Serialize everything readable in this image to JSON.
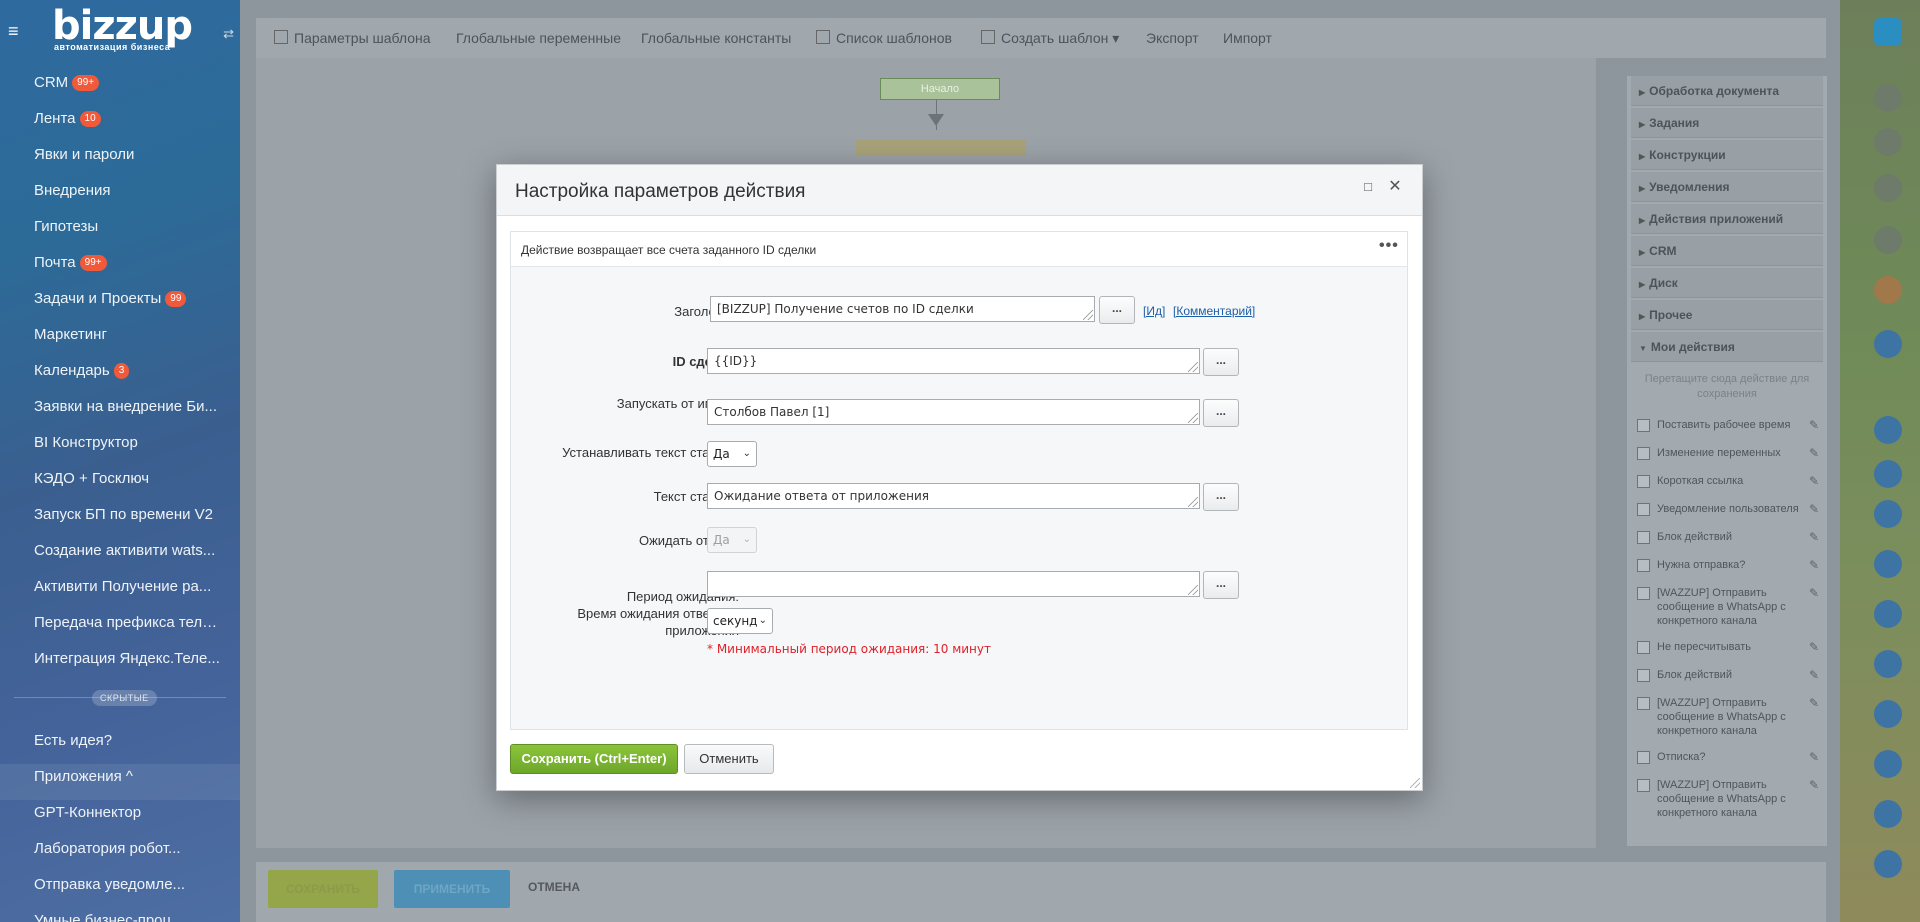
{
  "sidebar": {
    "logo_text": "bizzup",
    "logo_sub": "автоматизация бизнеса",
    "items": [
      {
        "label": "CRM",
        "badge": "99+"
      },
      {
        "label": "Лента",
        "badge": "10"
      },
      {
        "label": "Явки и пароли",
        "badge": ""
      },
      {
        "label": "Внедрения",
        "badge": ""
      },
      {
        "label": "Гипотезы",
        "badge": ""
      },
      {
        "label": "Почта",
        "badge": "99+"
      },
      {
        "label": "Задачи и Проекты",
        "badge": "99"
      },
      {
        "label": "Маркетинг",
        "badge": ""
      },
      {
        "label": "Календарь",
        "badge": "3"
      },
      {
        "label": "Заявки на внедрение Би...",
        "badge": ""
      },
      {
        "label": "BI Конструктор",
        "badge": ""
      },
      {
        "label": "КЭДО + Госключ",
        "badge": ""
      },
      {
        "label": "Запуск БП по времени V2",
        "badge": ""
      },
      {
        "label": "Создание активити wats...",
        "badge": ""
      },
      {
        "label": "Активити Получение ра...",
        "badge": ""
      },
      {
        "label": "Передача префикса теле...",
        "badge": ""
      },
      {
        "label": "Интеграция Яндекс.Теле...",
        "badge": ""
      }
    ],
    "hidden_label": "СКРЫТЫЕ",
    "items2": [
      {
        "label": "Есть идея?"
      },
      {
        "label": "Приложения ^"
      },
      {
        "label": "GPT-Коннектор"
      },
      {
        "label": "Лаборатория робот..."
      },
      {
        "label": "Отправка уведомле..."
      },
      {
        "label": "Умные бизнес-проц..."
      }
    ]
  },
  "toolbar": {
    "items": [
      "Параметры шаблона",
      "Глобальные переменные",
      "Глобальные константы",
      "Список шаблонов",
      "Создать шаблон ▾",
      "Экспорт",
      "Импорт"
    ]
  },
  "canvas": {
    "start_label": "Начало"
  },
  "bottom": {
    "save": "СОХРАНИТЬ",
    "apply": "ПРИМЕНИТЬ",
    "cancel": "ОТМЕНА"
  },
  "right_panel": {
    "groups": [
      "Обработка документа",
      "Задания",
      "Конструкции",
      "Уведомления",
      "Действия приложений",
      "CRM",
      "Диск",
      "Прочее",
      "Мои действия"
    ],
    "drop_hint": "Перетащите сюда действие для сохранения",
    "actions": [
      "Поставить рабочее время",
      "Изменение переменных",
      "Короткая ссылка",
      "Уведомление пользователя",
      "Блок действий",
      "Нужна отправка?",
      "[WAZZUP] Отправить сообщение в WhatsApp с конкретного канала",
      "Не пересчитывать",
      "Блок действий",
      "[WAZZUP] Отправить сообщение в WhatsApp с конкретного канала",
      "Отписка?",
      "[WAZZUP] Отправить сообщение в WhatsApp с конкретного канала"
    ]
  },
  "dialog": {
    "title": "Настройка параметров действия",
    "description": "Действие возвращает все счета заданного ID сделки",
    "fields": {
      "title_label": "Заголовок:",
      "title_value": "[BIZZUP] Получение счетов по ID сделки",
      "id_link": "[Ид]",
      "comment_link": "[Комментарий]",
      "deal_id_label": "ID сделки:",
      "deal_id_value": "{{ID}}",
      "run_as_label": "Запускать от имени:",
      "run_as_value": "Столбов Павел [1]",
      "set_status_label": "Устанавливать текст статуса:",
      "set_status_value": "Да",
      "status_text_label": "Текст статуса:",
      "status_text_value": "Ожидание ответа от приложения",
      "wait_label": "Ожидать ответа:",
      "wait_value": "Да",
      "period_label_1": "Период ожидания:",
      "period_label_2": "Время ожидания ответа от",
      "period_label_3": "приложения",
      "period_value": "",
      "period_unit": "секунд",
      "min_note": "* Минимальный период ожидания: 10 минут",
      "dots": "..."
    },
    "save_button": "Сохранить (Ctrl+Enter)",
    "cancel_button": "Отменить"
  },
  "colors": {
    "save_green": "#7ab532",
    "link_blue": "#1f5fa8",
    "note_red": "#e0202a"
  }
}
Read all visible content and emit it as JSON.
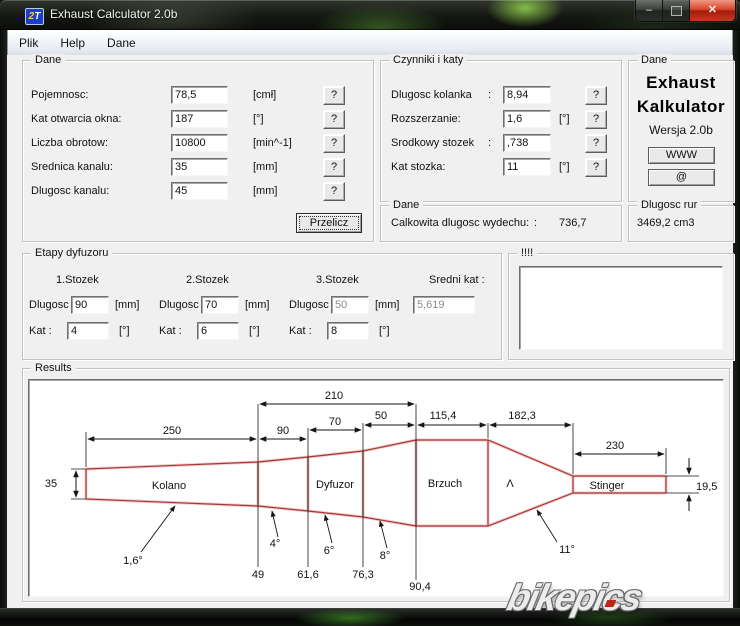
{
  "window": {
    "title": "Exhaust Calculator 2.0b",
    "icon": {
      "c1": "2",
      "c2": "T"
    },
    "buttons": {
      "minimize": "–",
      "close": "✕"
    }
  },
  "menu": {
    "items": [
      "Plik",
      "Help",
      "Dane"
    ]
  },
  "dane_inputs": {
    "title": "Dane",
    "rows": [
      {
        "label": "Pojemnosc:",
        "value": "78,5",
        "unit": "[cmł]",
        "help": "?"
      },
      {
        "label": "Kat otwarcia okna:",
        "value": "187",
        "unit": "[°]",
        "help": "?"
      },
      {
        "label": "Liczba obrotow:",
        "value": "10800",
        "unit": "[min^-1]",
        "help": "?"
      },
      {
        "label": "Srednica kanalu:",
        "value": "35",
        "unit": "[mm]",
        "help": "?"
      },
      {
        "label": "Dlugosc kanalu:",
        "value": "45",
        "unit": "[mm]",
        "help": "?"
      }
    ],
    "submit": "Przelicz"
  },
  "czynniki": {
    "title": "Czynniki i katy",
    "rows": [
      {
        "label": "Dlugosc kolanka",
        "colon": ":",
        "value": "8,94",
        "unit": "",
        "help": "?"
      },
      {
        "label": "Rozszerzanie:",
        "colon": "",
        "value": "1,6",
        "unit": "[°]",
        "help": "?"
      },
      {
        "label": "Srodkowy stozek",
        "colon": ":",
        "value": ",738",
        "unit": "",
        "help": "?"
      },
      {
        "label": "Kat stozka:",
        "colon": "",
        "value": "11",
        "unit": "[°]",
        "help": "?"
      }
    ]
  },
  "dane_total": {
    "title": "Dane",
    "label": "Calkowita dlugosc wydechu:",
    "colon": ":",
    "value": "736,7"
  },
  "about": {
    "title": "Dane",
    "name1": "Exhaust",
    "name2": "Kalkulator",
    "version": "Wersja  2.0b",
    "www": "WWW",
    "email": "@"
  },
  "pipes": {
    "title": "Dlugosc rur",
    "value": "3469,2 cm3"
  },
  "etapy": {
    "title": "Etapy dyfuzoru",
    "dlugosc_label": "Dlugosc",
    "kat_label": "Kat :",
    "mm": "[mm]",
    "deg": "[°]",
    "cones": [
      {
        "header": "1.Stozek",
        "dlugosc": "90",
        "kat": "4"
      },
      {
        "header": "2.Stozek",
        "dlugosc": "70",
        "kat": "6"
      },
      {
        "header": "3.Stozek",
        "dlugosc": "50",
        "kat": "8"
      }
    ],
    "sredni": {
      "header": "Sredni kat :",
      "value": "5,619"
    }
  },
  "alerts": {
    "title": "!!!!"
  },
  "results": {
    "title": "Results",
    "diagram": {
      "section_labels": {
        "kolano": "Kolano",
        "dyfuzor": "Dyfuzor",
        "brzuch": "Brzuch",
        "cone": "Λ",
        "stinger": "Stinger"
      },
      "lengths": {
        "l250": "250",
        "l90": "90",
        "l70": "70",
        "l210": "210",
        "l50": "50",
        "l115": "115,4",
        "l182": "182,3",
        "l230": "230"
      },
      "diameters": {
        "d35": "35",
        "d49": "49",
        "d61": "61,6",
        "d76": "76,3",
        "d90": "90,4",
        "d19": "19,5"
      },
      "angles": {
        "a1": "1,6°",
        "a2": "4°",
        "a3": "6°",
        "a4": "8°",
        "a5": "11°"
      }
    }
  },
  "watermark": {
    "left": "bikepi",
    "accent": "c",
    "right": "s"
  },
  "colors": {
    "pipe_red": "#a93636",
    "close_red": "#c23a1f",
    "client_bg": "#f0f0f0"
  }
}
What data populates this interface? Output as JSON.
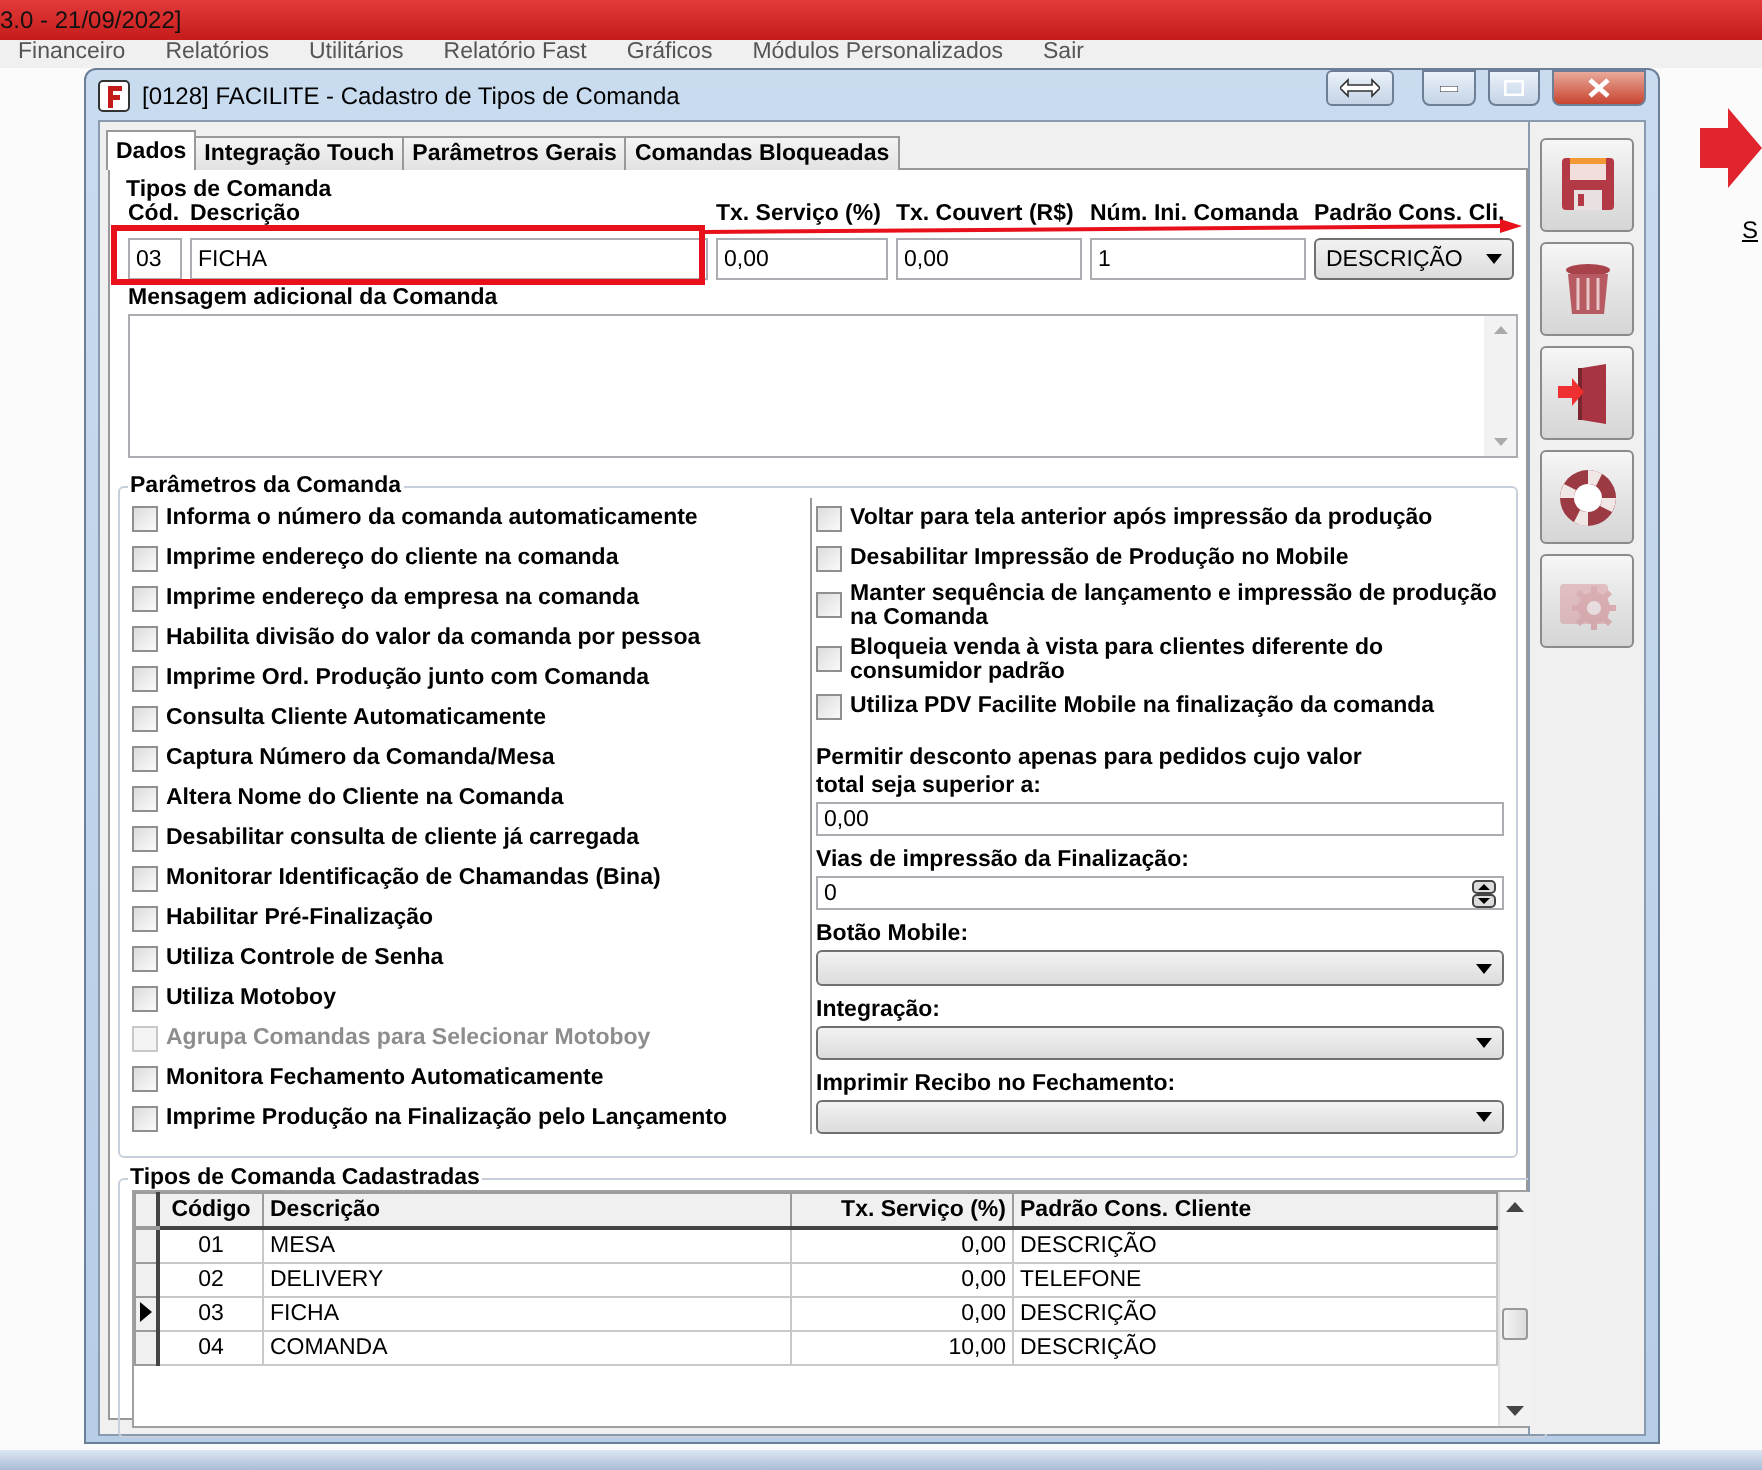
{
  "app": {
    "title": "3.0 - 21/09/2022]",
    "menu": [
      "Financeiro",
      "Relatórios",
      "Utilitários",
      "Relatório Fast",
      "Gráficos",
      "Módulos Personalizados",
      "Sair"
    ],
    "side_label": "S"
  },
  "window": {
    "title": "[0128] FACILITE - Cadastro de Tipos de Comanda"
  },
  "tabs": [
    {
      "label": "Dados",
      "selected": true
    },
    {
      "label": "Integração Touch",
      "selected": false
    },
    {
      "label": "Parâmetros Gerais",
      "selected": false
    },
    {
      "label": "Comandas Bloqueadas",
      "selected": false
    }
  ],
  "tipos": {
    "legend": "Tipos de Comanda",
    "fields": [
      {
        "kind": "text",
        "label": "Cód.",
        "value": "03"
      },
      {
        "kind": "text",
        "label": "Descrição",
        "value": "FICHA"
      },
      {
        "kind": "text",
        "label": "Tx. Serviço (%)",
        "value": "0,00"
      },
      {
        "kind": "text",
        "label": "Tx. Couvert (R$)",
        "value": "0,00"
      },
      {
        "kind": "text",
        "label": "Núm. Ini. Comanda",
        "value": "1"
      },
      {
        "kind": "select",
        "label": "Padrão Cons. Cli.",
        "value": "DESCRIÇÃO"
      }
    ]
  },
  "mensagem": {
    "label": "Mensagem adicional da Comanda"
  },
  "parametros": {
    "legend": "Parâmetros da Comanda",
    "left": [
      {
        "label": "Informa o número da comanda automaticamente",
        "checked": false,
        "disabled": false
      },
      {
        "label": "Imprime endereço do cliente na comanda",
        "checked": false,
        "disabled": false
      },
      {
        "label": "Imprime endereço da empresa na comanda",
        "checked": false,
        "disabled": false
      },
      {
        "label": "Habilita divisão do valor da comanda por pessoa",
        "checked": false,
        "disabled": false
      },
      {
        "label": "Imprime Ord. Produção junto com Comanda",
        "checked": false,
        "disabled": false
      },
      {
        "label": "Consulta Cliente Automaticamente",
        "checked": false,
        "disabled": false
      },
      {
        "label": "Captura Número da Comanda/Mesa",
        "checked": false,
        "disabled": false
      },
      {
        "label": "Altera Nome do Cliente na Comanda",
        "checked": false,
        "disabled": false
      },
      {
        "label": "Desabilitar consulta de cliente já carregada",
        "checked": false,
        "disabled": false
      },
      {
        "label": "Monitorar Identificação de Chamandas (Bina)",
        "checked": false,
        "disabled": false
      },
      {
        "label": "Habilitar Pré-Finalização",
        "checked": false,
        "disabled": false
      },
      {
        "label": "Utiliza Controle de Senha",
        "checked": false,
        "disabled": false
      },
      {
        "label": "Utiliza Motoboy",
        "checked": false,
        "disabled": false
      },
      {
        "label": "Agrupa Comandas para Selecionar Motoboy",
        "checked": false,
        "disabled": true
      },
      {
        "label": "Monitora Fechamento Automaticamente",
        "checked": false,
        "disabled": false
      },
      {
        "label": "Imprime Produção na Finalização pelo Lançamento",
        "checked": false,
        "disabled": false
      }
    ],
    "right": [
      {
        "kind": "check",
        "label": "Voltar para tela anterior após impressão da produção",
        "checked": false
      },
      {
        "kind": "check",
        "label": "Desabilitar Impressão de Produção no Mobile",
        "checked": false
      },
      {
        "kind": "check",
        "label": "Manter sequência de lançamento e impressão de produção na Comanda",
        "checked": false
      },
      {
        "kind": "check",
        "label": "Bloqueia venda à vista para clientes diferente do consumidor padrão",
        "checked": false
      },
      {
        "kind": "check",
        "label": "Utiliza PDV Facilite Mobile na finalização da comanda",
        "checked": false
      },
      {
        "kind": "text",
        "label": "Permitir desconto apenas para pedidos cujo valor total seja superior a:",
        "value": "0,00"
      },
      {
        "kind": "spin",
        "label": "Vias de impressão da Finalização:",
        "value": "0"
      },
      {
        "kind": "select",
        "label": "Botão Mobile:"
      },
      {
        "kind": "select",
        "label": "Integração:"
      },
      {
        "kind": "select",
        "label": "Imprimir Recibo no Fechamento:"
      }
    ]
  },
  "grid": {
    "legend": "Tipos de Comanda Cadastradas",
    "columns": [
      "Código",
      "Descrição",
      "Tx. Serviço (%)",
      "Padrão Cons. Cliente"
    ],
    "rows": [
      {
        "cells": [
          "01",
          "MESA",
          "0,00",
          "DESCRIÇÃO"
        ],
        "selected": false
      },
      {
        "cells": [
          "02",
          "DELIVERY",
          "0,00",
          "TELEFONE"
        ],
        "selected": false
      },
      {
        "cells": [
          "03",
          "FICHA",
          "0,00",
          "DESCRIÇÃO"
        ],
        "selected": true
      },
      {
        "cells": [
          "04",
          "COMANDA",
          "10,00",
          "DESCRIÇÃO"
        ],
        "selected": false
      }
    ]
  },
  "toolbar": [
    {
      "kind": "save",
      "disabled": false
    },
    {
      "kind": "delete",
      "disabled": false
    },
    {
      "kind": "exit",
      "disabled": false
    },
    {
      "kind": "help",
      "disabled": false
    },
    {
      "kind": "settings",
      "disabled": true
    }
  ]
}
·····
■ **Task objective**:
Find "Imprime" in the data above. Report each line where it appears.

■ **Solution to this problem**:
        "label": "Imprime endereço do cliente na comanda",
        "label": "Imprime endereço da empresa na comanda",
        "label": "Imprime Ord. Produção junto com Comanda",
        "label": "Imprime Produção na Finalização pelo Lançamento",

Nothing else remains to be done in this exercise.